-------- Supplied records --------

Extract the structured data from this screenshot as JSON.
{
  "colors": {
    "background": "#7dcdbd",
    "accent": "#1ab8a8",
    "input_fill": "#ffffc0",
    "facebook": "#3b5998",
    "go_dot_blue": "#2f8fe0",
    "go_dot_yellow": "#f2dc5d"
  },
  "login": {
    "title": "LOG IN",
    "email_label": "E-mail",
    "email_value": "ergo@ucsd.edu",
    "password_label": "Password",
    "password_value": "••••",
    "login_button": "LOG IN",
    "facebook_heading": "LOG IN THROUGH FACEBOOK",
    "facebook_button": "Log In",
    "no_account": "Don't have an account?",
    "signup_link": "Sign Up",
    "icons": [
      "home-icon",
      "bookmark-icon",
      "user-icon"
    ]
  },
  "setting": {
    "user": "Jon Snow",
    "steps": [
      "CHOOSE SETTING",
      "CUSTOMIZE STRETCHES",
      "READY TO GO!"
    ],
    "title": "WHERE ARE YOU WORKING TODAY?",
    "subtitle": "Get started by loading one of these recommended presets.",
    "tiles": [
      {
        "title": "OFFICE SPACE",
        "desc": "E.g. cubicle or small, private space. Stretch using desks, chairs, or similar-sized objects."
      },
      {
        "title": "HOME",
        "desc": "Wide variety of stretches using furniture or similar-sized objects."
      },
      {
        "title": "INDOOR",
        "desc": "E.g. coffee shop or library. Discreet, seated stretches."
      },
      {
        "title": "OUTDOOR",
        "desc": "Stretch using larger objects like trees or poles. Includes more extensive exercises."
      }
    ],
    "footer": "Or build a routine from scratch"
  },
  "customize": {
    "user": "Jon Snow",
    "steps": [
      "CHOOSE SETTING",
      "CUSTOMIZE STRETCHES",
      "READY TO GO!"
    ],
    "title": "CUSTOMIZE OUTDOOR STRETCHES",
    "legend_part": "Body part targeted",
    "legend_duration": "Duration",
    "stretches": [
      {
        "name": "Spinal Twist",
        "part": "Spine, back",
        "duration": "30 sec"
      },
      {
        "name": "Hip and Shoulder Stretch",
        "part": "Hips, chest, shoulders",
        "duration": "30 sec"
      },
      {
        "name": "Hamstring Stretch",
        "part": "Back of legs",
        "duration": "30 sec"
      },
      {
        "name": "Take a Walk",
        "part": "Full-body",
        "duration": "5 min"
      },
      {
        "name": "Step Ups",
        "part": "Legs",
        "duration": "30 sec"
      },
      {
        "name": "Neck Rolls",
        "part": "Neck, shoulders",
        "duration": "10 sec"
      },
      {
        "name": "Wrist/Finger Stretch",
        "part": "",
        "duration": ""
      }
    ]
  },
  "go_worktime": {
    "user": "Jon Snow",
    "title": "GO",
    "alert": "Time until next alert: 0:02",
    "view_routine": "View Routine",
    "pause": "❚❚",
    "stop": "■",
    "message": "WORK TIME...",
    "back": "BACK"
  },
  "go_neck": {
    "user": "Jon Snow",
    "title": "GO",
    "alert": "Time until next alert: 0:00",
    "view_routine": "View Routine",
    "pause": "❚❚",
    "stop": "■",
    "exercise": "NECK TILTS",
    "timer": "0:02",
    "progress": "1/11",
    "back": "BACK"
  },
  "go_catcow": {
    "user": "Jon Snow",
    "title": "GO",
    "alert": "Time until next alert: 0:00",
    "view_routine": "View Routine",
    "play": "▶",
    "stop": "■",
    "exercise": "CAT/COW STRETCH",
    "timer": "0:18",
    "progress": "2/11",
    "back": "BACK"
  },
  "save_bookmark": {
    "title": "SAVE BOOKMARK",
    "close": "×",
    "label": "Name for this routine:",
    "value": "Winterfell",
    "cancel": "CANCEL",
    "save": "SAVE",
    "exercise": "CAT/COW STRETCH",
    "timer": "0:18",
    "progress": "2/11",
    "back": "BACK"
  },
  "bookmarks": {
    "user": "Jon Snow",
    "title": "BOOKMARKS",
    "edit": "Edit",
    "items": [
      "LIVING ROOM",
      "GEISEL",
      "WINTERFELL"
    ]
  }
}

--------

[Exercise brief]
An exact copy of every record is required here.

[Response]
Extract the structured data from this screenshot as JSON.
{
  "colors": {
    "background": "#7dcdbd",
    "accent": "#1ab8a8",
    "input_fill": "#ffffc0",
    "facebook": "#3b5998",
    "go_dot_blue": "#2f8fe0",
    "go_dot_yellow": "#f2dc5d"
  },
  "login": {
    "title": "LOG IN",
    "email_label": "E-mail",
    "email_value": "ergo@ucsd.edu",
    "password_label": "Password",
    "password_value": "••••",
    "login_button": "LOG IN",
    "facebook_heading": "LOG IN THROUGH FACEBOOK",
    "facebook_button": "Log In",
    "no_account": "Don't have an account?",
    "signup_link": "Sign Up",
    "icons": [
      "home-icon",
      "bookmark-icon",
      "user-icon"
    ]
  },
  "setting": {
    "user": "Jon Snow",
    "steps": [
      "CHOOSE SETTING",
      "CUSTOMIZE STRETCHES",
      "READY TO GO!"
    ],
    "title": "WHERE ARE YOU WORKING TODAY?",
    "subtitle": "Get started by loading one of these recommended presets.",
    "tiles": [
      {
        "title": "OFFICE SPACE",
        "desc": "E.g. cubicle or small, private space. Stretch using desks, chairs, or similar-sized objects."
      },
      {
        "title": "HOME",
        "desc": "Wide variety of stretches using furniture or similar-sized objects."
      },
      {
        "title": "INDOOR",
        "desc": "E.g. coffee shop or library. Discreet, seated stretches."
      },
      {
        "title": "OUTDOOR",
        "desc": "Stretch using larger objects like trees or poles. Includes more extensive exercises."
      }
    ],
    "footer": "Or build a routine from scratch"
  },
  "customize": {
    "user": "Jon Snow",
    "steps": [
      "CHOOSE SETTING",
      "CUSTOMIZE STRETCHES",
      "READY TO GO!"
    ],
    "title": "CUSTOMIZE OUTDOOR STRETCHES",
    "legend_part": "Body part targeted",
    "legend_duration": "Duration",
    "stretches": [
      {
        "name": "Spinal Twist",
        "part": "Spine, back",
        "duration": "30 sec"
      },
      {
        "name": "Hip and Shoulder Stretch",
        "part": "Hips, chest, shoulders",
        "duration": "30 sec"
      },
      {
        "name": "Hamstring Stretch",
        "part": "Back of legs",
        "duration": "30 sec"
      },
      {
        "name": "Take a Walk",
        "part": "Full-body",
        "duration": "5 min"
      },
      {
        "name": "Step Ups",
        "part": "Legs",
        "duration": "30 sec"
      },
      {
        "name": "Neck Rolls",
        "part": "Neck, shoulders",
        "duration": "10 sec"
      },
      {
        "name": "Wrist/Finger Stretch",
        "part": "",
        "duration": ""
      }
    ]
  },
  "go_worktime": {
    "user": "Jon Snow",
    "title": "GO",
    "alert": "Time until next alert: 0:02",
    "view_routine": "View Routine",
    "pause": "❚❚",
    "stop": "■",
    "message": "WORK TIME...",
    "back": "BACK"
  },
  "go_neck": {
    "user": "Jon Snow",
    "title": "GO",
    "alert": "Time until next alert: 0:00",
    "view_routine": "View Routine",
    "pause": "❚❚",
    "stop": "■",
    "exercise": "NECK TILTS",
    "timer": "0:02",
    "progress": "1/11",
    "back": "BACK"
  },
  "go_catcow": {
    "user": "Jon Snow",
    "title": "GO",
    "alert": "Time until next alert: 0:00",
    "view_routine": "View Routine",
    "play": "▶",
    "stop": "■",
    "exercise": "CAT/COW STRETCH",
    "timer": "0:18",
    "progress": "2/11",
    "back": "BACK"
  },
  "save_bookmark": {
    "title": "SAVE BOOKMARK",
    "close": "×",
    "label": "Name for this routine:",
    "value": "Winterfell",
    "cancel": "CANCEL",
    "save": "SAVE",
    "exercise": "CAT/COW STRETCH",
    "timer": "0:18",
    "progress": "2/11",
    "back": "BACK"
  },
  "bookmarks": {
    "user": "Jon Snow",
    "title": "BOOKMARKS",
    "edit": "Edit",
    "items": [
      "LIVING ROOM",
      "GEISEL",
      "WINTERFELL"
    ]
  }
}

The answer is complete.